Living in a tent in the freezing weather in an encampment strewn with debris: This is the world I've explored the past few weeks.
This past weekend, though, I entered a world that in many ways is the opposite.
I do marketing for a tech startup in the blockchain industry, specifically, the area of decentralized finance (DeFi). This company (DeFiner.org) hosted a social event at one of the largest blockchain/cryptocurrency conferences in the world: ETH Denver.
Here were all the communities around surrounding the latest trends in the field: NFTs, DAOs, DeFi, and more. It was mostly young people, whose creativity is unbound by this new frontier for reimagining art, gaming, finance, and even government.
Experiencing this conference was in striking contrast to my work at Minneapolis's North Loop homeless encampment. Yet as opposites often are, these two environments can be seen as two sides of the same coin.
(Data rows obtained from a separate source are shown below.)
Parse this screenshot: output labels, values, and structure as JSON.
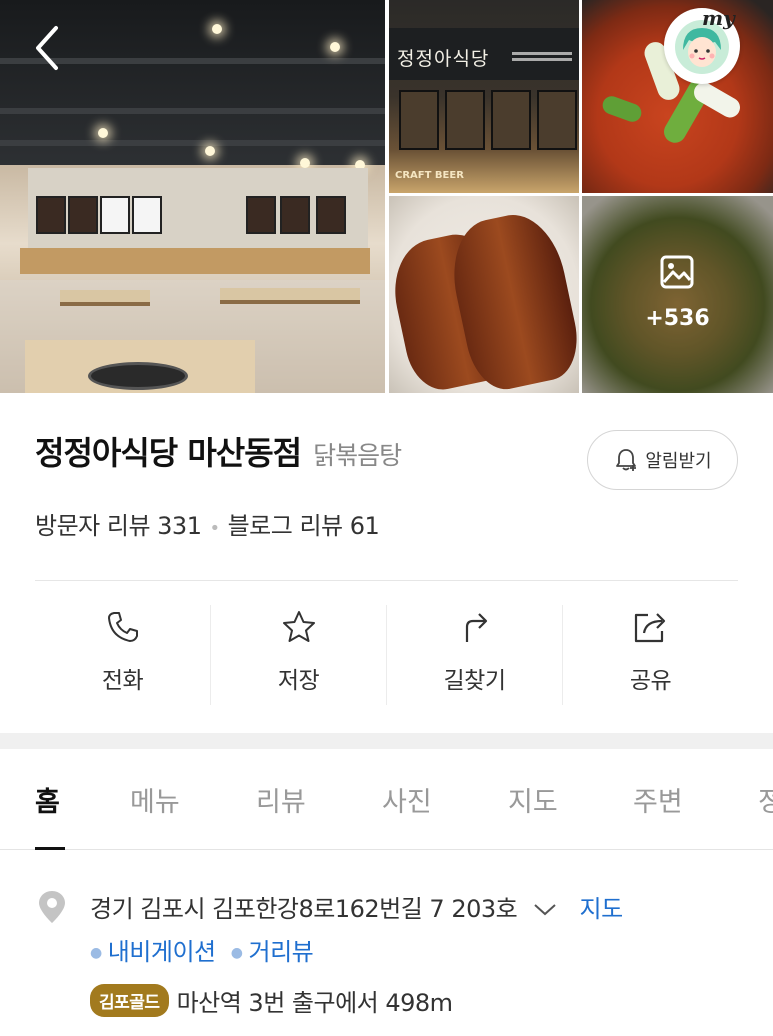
{
  "gallery": {
    "sign_text": "정정아식당",
    "craft_text": "CRAFT BEER",
    "more_photos": "+536"
  },
  "header": {
    "my_label": "my"
  },
  "place": {
    "name": "정정아식당 마산동점",
    "category": "닭볶음탕",
    "alarm_label": "알림받기",
    "visitor_reviews": "방문자 리뷰 331",
    "blog_reviews": "블로그 리뷰 61"
  },
  "actions": [
    {
      "label": "전화",
      "icon": "phone-icon"
    },
    {
      "label": "저장",
      "icon": "star-icon"
    },
    {
      "label": "길찾기",
      "icon": "directions-icon"
    },
    {
      "label": "공유",
      "icon": "share-icon"
    }
  ],
  "tabs": [
    "홈",
    "메뉴",
    "리뷰",
    "사진",
    "지도",
    "주변",
    "정"
  ],
  "active_tab": "홈",
  "info": {
    "address": "경기 김포시 김포한강8로162번길 7 203호",
    "map_link": "지도",
    "navigation_link": "내비게이션",
    "streetview_link": "거리뷰",
    "subway_line": "김포골드",
    "subway_text": "마산역 3번 출구에서 498m"
  },
  "colors": {
    "link": "#1f6fcf",
    "subway_badge": "#a27a1e"
  }
}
This "coin" is our fragmenting country, Americans breaking off into groups. On one side of this trend, we have everything from schools to law enforcement to social services struggling to manage everyone under one system. As a result, some fragmenting groups are those falling behind and even falling through the system's cracks--with a thud onto the frozen ground of Minnesota winter. Then on the other side, we have the blossoming blockchain industry, radiating excitement at the new possibilities, opportunities, and their unprecedented vision for the world of tomorrow.
Also like a coin, the two sides meet.
This is because the technologies of cryptocurrency and decentralized organization provide more efficient and effective ways to serve others. And many in the blockchain space are doing just that.
Here were just a few presentations at ETH Denver:
- Can DeFi Lift 1 Billion People out of Poverty?
- Climate X Crypto - Decentralizing Climate Solutions
- Democratizing and Disrupting Philanthropy
When matured, these technologies will allow for easier giving, tracking where funds go, and allowing many more people a seat at the table for decision-making. For my part, I hope to implement these benefits into our nonprofit, The Periphery Foundation.
Finally, while the homeless population may offer the most striking example of these trends, the harms/benefits affect us all. For example, while inflation (and prices) rise, decentralized finance allows anyone a way to counter this by offering higher interest rates on one's savings. Beyond this, the blockchain industry will provide new career options, new ways for artists to create and sell their work, and even better ways for communities to cooperate on public needs (policy and government).
The rise of the blockchain industry parallels (and contrasts) the rising general unrest in mainstream society--concerns about government, the economy, etc. But also in parallel are this industry's solutions to these problems.
Thanks to my work in blockchain and on the street, I get to be witness to both.
It’s been my pleasure sharing my first post here on Mirror.